By Amber Lobdell

Published on January 8, 2020

As I crept toward the edge of the icy platform in my socks and superhero costume, I was reminded of a scene in Titanic that 13-year-old me knew all too well (having seen the movie six times in the theater…). I could hear Jack saying “water that cold feels like 1,000 knives.” Until that moment, I hadn’t given much thought as to what it would feel like to do a polar plunge. But there I was in my leotard in a subzero ground blizzard. The four guys who inspired me to take the plunge peered at me through the window with some thumbs up. Their faces gave me that extra boost of warmth. So I jumped.



I woke up the next day encased in ice in a hospital bed. Just kidding—it wasn’t THAT cold. I don’t know if it felt like 1,000 knives, but it was at least 100. It was the kind of cold that leaves you gasping. But I got out, thawed in the hot tub and thought, “I would so do this again.”

And I did.

The Jamaican a Difference Team

The second time I plunged, my coworkers and I fundraised and plunged as a team. With our costumes inspired by the movie Cool Runnings, we donned the name “Jamaican a Difference” and plunged as the Jamaican Olympic Bobsled Team. My coworkers have become some of my best friends and we bonded picking our theme, ordering our costumes, and holding hands as we plunged into the icy water (shameless brag: I’ve also taken home two “best costume” trophies). There was something special about being bonded over serving “our guys.” I think doing it together made it feel a little warmer.

Macy and I as we hit the water

I always wish I could buy gifts for the people we support—but as a staff member I am not allowed to. By people donating money to see me plunge (now that I’m thinking about it, I’m starting to wonder why my loved ones are so eager to pay to see me freeze), I’ve found a loophole to give gifts to enhance their lives. When I freeze for thirty seconds, the dollars I raise on Giving Hearts Day go even farther. Whether it’s shoes, art supplies, a chance to go somewhere new, or music therapy, I know how big of a difference this makes to people who often have to get by on just the essentials.

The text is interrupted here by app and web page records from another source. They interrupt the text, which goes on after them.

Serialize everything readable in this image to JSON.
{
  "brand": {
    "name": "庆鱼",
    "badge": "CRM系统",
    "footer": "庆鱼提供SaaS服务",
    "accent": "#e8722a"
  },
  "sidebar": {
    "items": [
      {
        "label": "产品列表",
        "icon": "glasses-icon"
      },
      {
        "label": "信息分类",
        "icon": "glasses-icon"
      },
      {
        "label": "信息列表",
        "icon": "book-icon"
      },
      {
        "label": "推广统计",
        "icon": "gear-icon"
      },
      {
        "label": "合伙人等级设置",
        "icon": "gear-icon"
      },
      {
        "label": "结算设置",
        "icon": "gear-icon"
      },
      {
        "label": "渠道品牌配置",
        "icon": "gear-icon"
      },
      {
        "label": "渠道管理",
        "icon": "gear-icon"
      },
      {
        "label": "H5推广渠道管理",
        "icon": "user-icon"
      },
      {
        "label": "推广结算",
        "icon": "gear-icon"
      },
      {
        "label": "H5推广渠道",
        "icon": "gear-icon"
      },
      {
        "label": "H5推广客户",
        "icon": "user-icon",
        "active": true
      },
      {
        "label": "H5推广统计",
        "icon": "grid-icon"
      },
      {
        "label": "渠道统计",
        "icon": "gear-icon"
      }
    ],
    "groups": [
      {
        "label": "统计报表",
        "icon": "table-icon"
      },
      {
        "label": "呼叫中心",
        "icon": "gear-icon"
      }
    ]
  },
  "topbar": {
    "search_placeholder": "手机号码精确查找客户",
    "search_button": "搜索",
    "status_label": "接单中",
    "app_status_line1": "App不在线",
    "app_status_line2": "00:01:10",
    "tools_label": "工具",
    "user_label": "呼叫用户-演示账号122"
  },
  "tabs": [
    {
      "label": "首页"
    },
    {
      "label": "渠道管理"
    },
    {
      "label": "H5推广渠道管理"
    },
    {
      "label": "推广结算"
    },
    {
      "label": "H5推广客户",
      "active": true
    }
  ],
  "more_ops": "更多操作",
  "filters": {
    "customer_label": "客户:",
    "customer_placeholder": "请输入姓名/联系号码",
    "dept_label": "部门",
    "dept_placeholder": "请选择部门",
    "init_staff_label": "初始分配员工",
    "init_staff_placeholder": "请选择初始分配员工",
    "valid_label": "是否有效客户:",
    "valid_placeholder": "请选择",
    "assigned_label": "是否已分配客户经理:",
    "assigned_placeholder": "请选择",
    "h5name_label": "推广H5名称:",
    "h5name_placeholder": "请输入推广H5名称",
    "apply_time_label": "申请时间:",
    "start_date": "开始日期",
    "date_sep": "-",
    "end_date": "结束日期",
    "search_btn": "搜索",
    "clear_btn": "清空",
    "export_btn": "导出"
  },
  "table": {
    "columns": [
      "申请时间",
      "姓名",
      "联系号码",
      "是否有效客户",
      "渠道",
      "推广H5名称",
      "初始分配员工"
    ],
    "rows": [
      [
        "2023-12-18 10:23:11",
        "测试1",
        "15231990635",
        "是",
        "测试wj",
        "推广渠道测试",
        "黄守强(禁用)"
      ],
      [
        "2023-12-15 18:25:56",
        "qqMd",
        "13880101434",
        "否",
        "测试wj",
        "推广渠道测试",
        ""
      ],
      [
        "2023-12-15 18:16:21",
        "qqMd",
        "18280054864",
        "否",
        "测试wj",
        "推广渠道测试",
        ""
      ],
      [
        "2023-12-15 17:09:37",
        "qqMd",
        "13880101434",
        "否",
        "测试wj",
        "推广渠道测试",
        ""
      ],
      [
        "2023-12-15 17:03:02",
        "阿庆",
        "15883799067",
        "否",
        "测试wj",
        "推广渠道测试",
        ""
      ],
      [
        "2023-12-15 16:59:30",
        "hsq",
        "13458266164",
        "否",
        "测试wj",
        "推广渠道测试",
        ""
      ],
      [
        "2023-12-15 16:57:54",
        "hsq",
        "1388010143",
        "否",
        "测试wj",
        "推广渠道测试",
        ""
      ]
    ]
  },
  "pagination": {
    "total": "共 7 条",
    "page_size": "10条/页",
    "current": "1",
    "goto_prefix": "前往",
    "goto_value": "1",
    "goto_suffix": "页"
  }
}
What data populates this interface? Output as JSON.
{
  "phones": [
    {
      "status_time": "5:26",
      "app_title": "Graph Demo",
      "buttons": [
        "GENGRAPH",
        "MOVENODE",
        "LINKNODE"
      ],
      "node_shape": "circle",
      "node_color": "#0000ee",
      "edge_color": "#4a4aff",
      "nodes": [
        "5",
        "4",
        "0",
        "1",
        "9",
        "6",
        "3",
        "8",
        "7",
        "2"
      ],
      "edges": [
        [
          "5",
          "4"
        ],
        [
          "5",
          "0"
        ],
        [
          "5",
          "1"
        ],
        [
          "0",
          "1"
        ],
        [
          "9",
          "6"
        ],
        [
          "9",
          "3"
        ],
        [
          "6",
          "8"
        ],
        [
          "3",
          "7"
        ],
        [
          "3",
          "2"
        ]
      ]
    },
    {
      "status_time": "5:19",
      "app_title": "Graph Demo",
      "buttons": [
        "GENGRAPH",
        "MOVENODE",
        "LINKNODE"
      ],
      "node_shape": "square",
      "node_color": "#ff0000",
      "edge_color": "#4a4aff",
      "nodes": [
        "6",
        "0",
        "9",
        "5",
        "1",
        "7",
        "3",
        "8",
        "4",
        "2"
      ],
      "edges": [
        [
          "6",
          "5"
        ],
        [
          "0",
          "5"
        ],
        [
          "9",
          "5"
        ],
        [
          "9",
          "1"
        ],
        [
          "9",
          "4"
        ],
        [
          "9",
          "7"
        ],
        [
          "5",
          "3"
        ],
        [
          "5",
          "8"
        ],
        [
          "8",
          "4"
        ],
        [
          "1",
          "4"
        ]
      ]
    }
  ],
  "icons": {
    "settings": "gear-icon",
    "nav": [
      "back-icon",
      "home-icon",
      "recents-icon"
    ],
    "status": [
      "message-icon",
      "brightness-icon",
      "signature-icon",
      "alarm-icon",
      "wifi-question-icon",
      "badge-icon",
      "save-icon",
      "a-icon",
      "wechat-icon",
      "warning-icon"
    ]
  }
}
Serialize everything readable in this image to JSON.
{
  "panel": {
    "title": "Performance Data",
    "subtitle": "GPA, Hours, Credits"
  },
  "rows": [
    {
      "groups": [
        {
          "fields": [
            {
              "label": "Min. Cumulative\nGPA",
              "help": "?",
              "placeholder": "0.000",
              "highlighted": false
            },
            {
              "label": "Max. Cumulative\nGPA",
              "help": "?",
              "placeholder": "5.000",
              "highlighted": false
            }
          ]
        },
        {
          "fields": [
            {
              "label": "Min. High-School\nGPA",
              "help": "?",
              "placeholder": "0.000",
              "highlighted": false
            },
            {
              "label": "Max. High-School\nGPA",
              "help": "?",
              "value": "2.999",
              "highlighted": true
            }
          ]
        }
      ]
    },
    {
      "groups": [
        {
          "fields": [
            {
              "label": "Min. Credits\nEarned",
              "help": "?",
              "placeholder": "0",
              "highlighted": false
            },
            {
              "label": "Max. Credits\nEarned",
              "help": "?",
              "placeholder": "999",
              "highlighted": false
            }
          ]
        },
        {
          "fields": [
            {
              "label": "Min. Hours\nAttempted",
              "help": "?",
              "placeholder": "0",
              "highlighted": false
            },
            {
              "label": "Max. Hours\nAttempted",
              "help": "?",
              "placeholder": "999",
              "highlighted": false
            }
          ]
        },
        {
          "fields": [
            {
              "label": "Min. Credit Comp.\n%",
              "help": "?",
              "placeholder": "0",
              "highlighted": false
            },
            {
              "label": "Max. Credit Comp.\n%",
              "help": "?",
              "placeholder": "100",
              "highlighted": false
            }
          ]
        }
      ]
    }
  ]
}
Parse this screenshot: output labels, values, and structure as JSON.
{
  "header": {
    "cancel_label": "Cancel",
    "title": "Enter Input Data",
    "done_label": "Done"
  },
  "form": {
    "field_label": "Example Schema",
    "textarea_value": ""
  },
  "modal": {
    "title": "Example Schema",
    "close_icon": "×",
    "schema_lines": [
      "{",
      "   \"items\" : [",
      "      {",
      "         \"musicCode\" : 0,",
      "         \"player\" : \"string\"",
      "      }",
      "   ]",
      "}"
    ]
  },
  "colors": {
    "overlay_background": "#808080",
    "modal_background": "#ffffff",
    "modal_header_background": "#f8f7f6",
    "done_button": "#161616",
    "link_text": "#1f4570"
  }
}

It felt like I was taking a plunge when I first started at CCRI. I had never worked with people with disabilities, but I jumped into it similarly—not expecting to lose my breath, but I do—almost every single shift. It takes my breath away when I get to experience the total freedom and authenticity of the four guys I am so lucky to work with. When I realize they trust me with the most vulnerable and private aspects of their lives and confide in me. When I see the love they have for one another and for life. When I am unable to understand why something is upsetting but I can be there and make sure I repeat, “you are not alone in this, I’m here,” I realize just how honored I am to be there. Because of them, I jumped into that icy water (and who knew it could make my heart so warm?) It was the least I could do because they taught me: if you are faced with a chance to take a plunge—do it.